- Are all electric blankets in good condition? Look for cracks or breaks in wiring, plugs, and connectors. Also look for dark, charred, or frayed spots on either side of the blanket. Any of these conditions indicate damage and a potential fire hazard. Discard these blankets.
In basement, garage and workshop
- Are fuses the correct size for the circuit? The wrong size fuse can allow too much current to flow and cause the wiring to overheat, creating a fire hazard. Install the correct size. If correct size is unknown, have an electrician identify and label the size to be used.
- Do you periodically turn circuit breakers off and on? Circuit breakers must be exercised periodically to make sure they have not become stuck and to keep them in good working order. Appliances with compressor motors can be damaged by repeated power interruptions if you don’t turn them off. Turn off the freezer, refrigerator, and air conditioner. Flip each circuit breaker off and on three times. Do this at least once a year.
- If Arc Fault Circuit Interrupters (AFCIs) are installed, are they tested periodically? Test AFCIs monthly.
- Are all cord connected power tools equipped with 3-prong plugs or marked to indicate they are double insulated? These safety features reduce the risk of electric shock and electrocution. Metal-cased electrical tools without proper grounding become more dangerous as old internal insulation wears and cracks. Portable GFCIs are as effective as installed GFCIs. Consider replacing older tools lacking these safety features. At the very least, make sure to plug them into a working GFCI outlet when using them.

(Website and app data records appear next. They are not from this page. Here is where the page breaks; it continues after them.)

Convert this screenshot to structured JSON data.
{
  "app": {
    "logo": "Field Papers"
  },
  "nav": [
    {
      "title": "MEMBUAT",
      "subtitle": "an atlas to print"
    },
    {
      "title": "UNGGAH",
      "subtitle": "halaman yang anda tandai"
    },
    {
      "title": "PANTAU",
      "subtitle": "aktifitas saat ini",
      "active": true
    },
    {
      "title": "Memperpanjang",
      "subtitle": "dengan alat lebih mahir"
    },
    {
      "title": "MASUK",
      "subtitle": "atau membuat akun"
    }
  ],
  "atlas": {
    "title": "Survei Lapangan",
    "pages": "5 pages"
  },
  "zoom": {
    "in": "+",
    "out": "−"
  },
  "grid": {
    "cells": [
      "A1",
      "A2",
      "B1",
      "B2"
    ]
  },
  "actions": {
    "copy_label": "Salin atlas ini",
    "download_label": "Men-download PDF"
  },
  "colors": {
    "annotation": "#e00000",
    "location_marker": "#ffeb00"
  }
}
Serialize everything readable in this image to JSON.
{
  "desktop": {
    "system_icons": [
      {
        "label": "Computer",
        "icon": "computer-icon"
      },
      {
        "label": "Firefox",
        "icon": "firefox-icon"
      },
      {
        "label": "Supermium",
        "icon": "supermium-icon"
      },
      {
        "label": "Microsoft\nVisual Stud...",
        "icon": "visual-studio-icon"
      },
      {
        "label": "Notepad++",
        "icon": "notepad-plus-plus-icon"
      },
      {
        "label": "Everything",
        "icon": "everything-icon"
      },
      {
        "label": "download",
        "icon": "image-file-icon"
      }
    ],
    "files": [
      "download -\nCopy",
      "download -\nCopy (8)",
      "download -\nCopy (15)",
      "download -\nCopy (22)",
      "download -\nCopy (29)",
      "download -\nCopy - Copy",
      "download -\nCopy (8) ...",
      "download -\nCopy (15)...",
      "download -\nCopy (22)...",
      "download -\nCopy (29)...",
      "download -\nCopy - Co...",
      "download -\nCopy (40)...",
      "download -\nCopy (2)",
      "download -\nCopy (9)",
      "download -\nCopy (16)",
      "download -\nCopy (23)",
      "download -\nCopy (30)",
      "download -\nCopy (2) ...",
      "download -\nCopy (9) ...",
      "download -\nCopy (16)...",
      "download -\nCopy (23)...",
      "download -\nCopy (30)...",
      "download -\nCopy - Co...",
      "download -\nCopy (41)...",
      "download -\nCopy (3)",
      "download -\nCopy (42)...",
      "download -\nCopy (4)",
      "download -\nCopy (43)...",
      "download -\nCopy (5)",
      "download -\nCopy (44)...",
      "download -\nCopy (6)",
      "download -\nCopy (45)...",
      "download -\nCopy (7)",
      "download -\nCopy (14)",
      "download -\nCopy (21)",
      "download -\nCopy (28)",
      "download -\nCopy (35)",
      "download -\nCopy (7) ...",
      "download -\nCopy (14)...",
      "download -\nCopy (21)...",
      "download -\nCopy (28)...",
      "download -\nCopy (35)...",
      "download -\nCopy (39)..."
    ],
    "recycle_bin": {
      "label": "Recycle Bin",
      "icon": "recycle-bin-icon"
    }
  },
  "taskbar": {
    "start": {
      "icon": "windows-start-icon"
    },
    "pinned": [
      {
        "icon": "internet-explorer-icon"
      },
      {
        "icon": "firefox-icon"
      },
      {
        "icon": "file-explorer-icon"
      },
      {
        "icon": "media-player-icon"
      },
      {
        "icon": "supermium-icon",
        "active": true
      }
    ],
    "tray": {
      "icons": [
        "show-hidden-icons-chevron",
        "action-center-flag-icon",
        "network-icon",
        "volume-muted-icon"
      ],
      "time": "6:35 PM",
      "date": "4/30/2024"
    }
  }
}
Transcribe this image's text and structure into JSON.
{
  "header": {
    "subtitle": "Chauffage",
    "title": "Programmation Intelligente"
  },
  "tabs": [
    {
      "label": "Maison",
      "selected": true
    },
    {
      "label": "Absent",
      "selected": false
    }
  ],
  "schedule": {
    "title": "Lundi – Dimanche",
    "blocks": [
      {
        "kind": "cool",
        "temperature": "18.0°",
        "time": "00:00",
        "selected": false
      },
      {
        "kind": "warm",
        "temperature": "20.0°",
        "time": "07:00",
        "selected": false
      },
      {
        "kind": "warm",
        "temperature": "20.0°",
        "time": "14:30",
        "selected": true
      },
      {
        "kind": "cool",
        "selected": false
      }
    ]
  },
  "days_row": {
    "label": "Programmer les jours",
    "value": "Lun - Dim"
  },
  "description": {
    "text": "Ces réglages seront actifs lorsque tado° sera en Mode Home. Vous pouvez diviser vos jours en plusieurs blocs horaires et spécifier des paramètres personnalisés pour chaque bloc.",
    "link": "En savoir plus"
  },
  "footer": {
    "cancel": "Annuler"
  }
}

- Does each outlet have its own weatherproof cover? Moisture can get into outside outlets and cause a malfunction, which can pose a possible shock or fire hazard. Most covers don’t keep water out when a cord is plugged into them, because the water drips between the plug and outlet. Have weatherproof covers installed and keep them closed on unused outlets. If outlets must be used in wet weather, install a “weatherproof while in use” cover.
- Are extension cords marked specifically for outdoor use? Cords made for indoor use will not withstand the temperature, humidity, and mechanical stresses of outdoor use. Indoor cords are more easily damaged and could become fire or shock hazards when used outdoors. Replace with extension cords marked for outdoor use
- Is any electrical equipment used outdoors or around a swimming pool, spa or hot tub? Electrical products, even those in plastic or “double insulated” cases, can leak electrical current if they become wet from rain or splashing or have fallen into water. If they are wet, they are a serious shock or electrocution hazard. Make sure all electrical equipment stays dry. Plug power cords only into working GFCI outlets. Unplug the equipment if it gets wet or immersed in the water before you try to “rescue” it.
Source: U.S. Consumer Product Safety Commission: www.cpsc.gov